It may seem like kind of a crazy idea to take Spider-Man out of New York, but considering we've seen it recently in Captain America: Civil War, Spider-Man: Homecoming, and Avengers: Infinity War, it's not really that far-fetched an idea. That being said, considering that the upcoming Spider-Man: Far From Home is also going to be set away from the Big Apple, it's nice that Spider-Man: Into The Spider-Verse keeps the action within the city that never sleeps.

Clearly the animated feature changed quite a bit from those early developments, but the movie's take on Doc Ock is still one of the most notable. Bob Persichetti noted that the idea really started to take form thanks primarily to inspiration from Kathryn Hahn, who would wind up voicing the character in the film. He was watching one of her movies at one point during production and came to the realization that she would probably deliver a fascinating take on one of the webslinger's greatest enemies:

Honestly, I will say: Kathryn Hahn, I love her deeply, and I was watching something with her, and I was like, 'You know, it would be really cool if we made a female Doc Ock.' It'd be really cool. And who could carry both sides of it? Who can be the ridiculous, funny, buttoned-up scientist that you would never expect, and then who could be this weirdly sinister, threatening, highly intelligent supervillain?

Bob Persichetti was excited by the new approach, and from the reactions by Rodney Rothman and Peter Ramsay they both gave it the thumbs-up, but it hit a brick wall when it came to approvals from higher-ups. Apparently there was hesitance about changing the gender of one of Spider-Man's most iconic villains, and it was something that the filmmakers had to fight for to include.

Looking at the totality of the situation in retrospect, it is somewhat hard to fathom what the conflict was. One of the central points of Spider-Man: Into The Spider-Verse is that it is set in a separate universe where recognizable elements of Spidey's world aren't fully recognizable, and having Dr. Olivia Octavius instead of Dr. Otto Octavius is a great flip with that idea in mind (especially because of the aforementioned surprise factor that it offers). This very much seems like the result of textbook bad studio thinking -- the same kind of thinking that prevented Wonder Woman from getting her own film and stopped Iron Man 3 from having a female villain.

This story fortunately has a very happy ending, with Spider-Man: Into The Spider-Verse bringing a fantastic new vision of a classic character to life with thrilling results. Bob Persichetti also added that things all smoothed out behind the scenes as well, with plenty of acknowledgement that Dr. Ock's big introduction to the action is one of the blockbuster's great highlights. Said the co-director,

I think in the end everybody was very happy with what it turned out to be. And that sequence at Alchemax, I think it shockingly became a lot of people's favorite sequence. There's so much good in there, and she brings so much interesting performance to the table.

It's not only a great surprise, but a great character treatment, and one that will be exciting to see over and over again rewatching Spider-Man: Into The Spider-Verse.

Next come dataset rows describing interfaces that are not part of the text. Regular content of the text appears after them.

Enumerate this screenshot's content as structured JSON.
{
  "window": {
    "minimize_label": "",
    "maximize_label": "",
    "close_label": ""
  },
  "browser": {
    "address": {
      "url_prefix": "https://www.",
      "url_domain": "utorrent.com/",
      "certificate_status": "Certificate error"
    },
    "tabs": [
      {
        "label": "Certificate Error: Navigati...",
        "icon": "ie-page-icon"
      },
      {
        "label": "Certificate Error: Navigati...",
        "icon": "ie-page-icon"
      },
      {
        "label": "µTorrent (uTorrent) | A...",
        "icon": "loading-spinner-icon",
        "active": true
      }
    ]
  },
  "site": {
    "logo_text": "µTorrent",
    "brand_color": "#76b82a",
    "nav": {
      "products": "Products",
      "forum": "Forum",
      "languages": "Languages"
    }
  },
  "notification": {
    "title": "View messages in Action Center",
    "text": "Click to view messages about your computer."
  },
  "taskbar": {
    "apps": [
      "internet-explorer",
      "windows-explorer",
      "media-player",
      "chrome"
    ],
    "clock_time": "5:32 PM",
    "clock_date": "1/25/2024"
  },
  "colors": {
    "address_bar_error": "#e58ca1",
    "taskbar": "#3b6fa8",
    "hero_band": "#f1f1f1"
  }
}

The film, which also stars Shameik Moore, Jake Johnson, Hailee Steinfeld, Nicolas Cage, Lily Tomlin, Brian Tyree Henry, Luna Lauren Velez, and more, is now in theaters everywhere -- and is worth seeing on the big screen multiple times. Between viewings, be sure to keep coming back to CinemaBlend, as we still have a lot more coverage for this feature heading your way in the coming days and weeks.

Eric Eisenberg
Assistant Managing Editor

Eric Eisenberg is the Assistant Managing Editor at CinemaBlend. After graduating Boston University and earning a bachelor’s degree in journalism, he took a part-time job as a staff writer for CinemaBlend, and after six months was offered the opportunity to move to Los Angeles and take on a newly created West Coast Editor position. Over a decade later, he's continuing to advance his interests and expertise. In addition to conducting filmmaker interviews and contributing to the news and feature content of the site, Eric also oversees the Movie Reviews section, writes the the weekend box office report (published Sundays), and is the site's resident Stephen King expert. He has two King-related columns.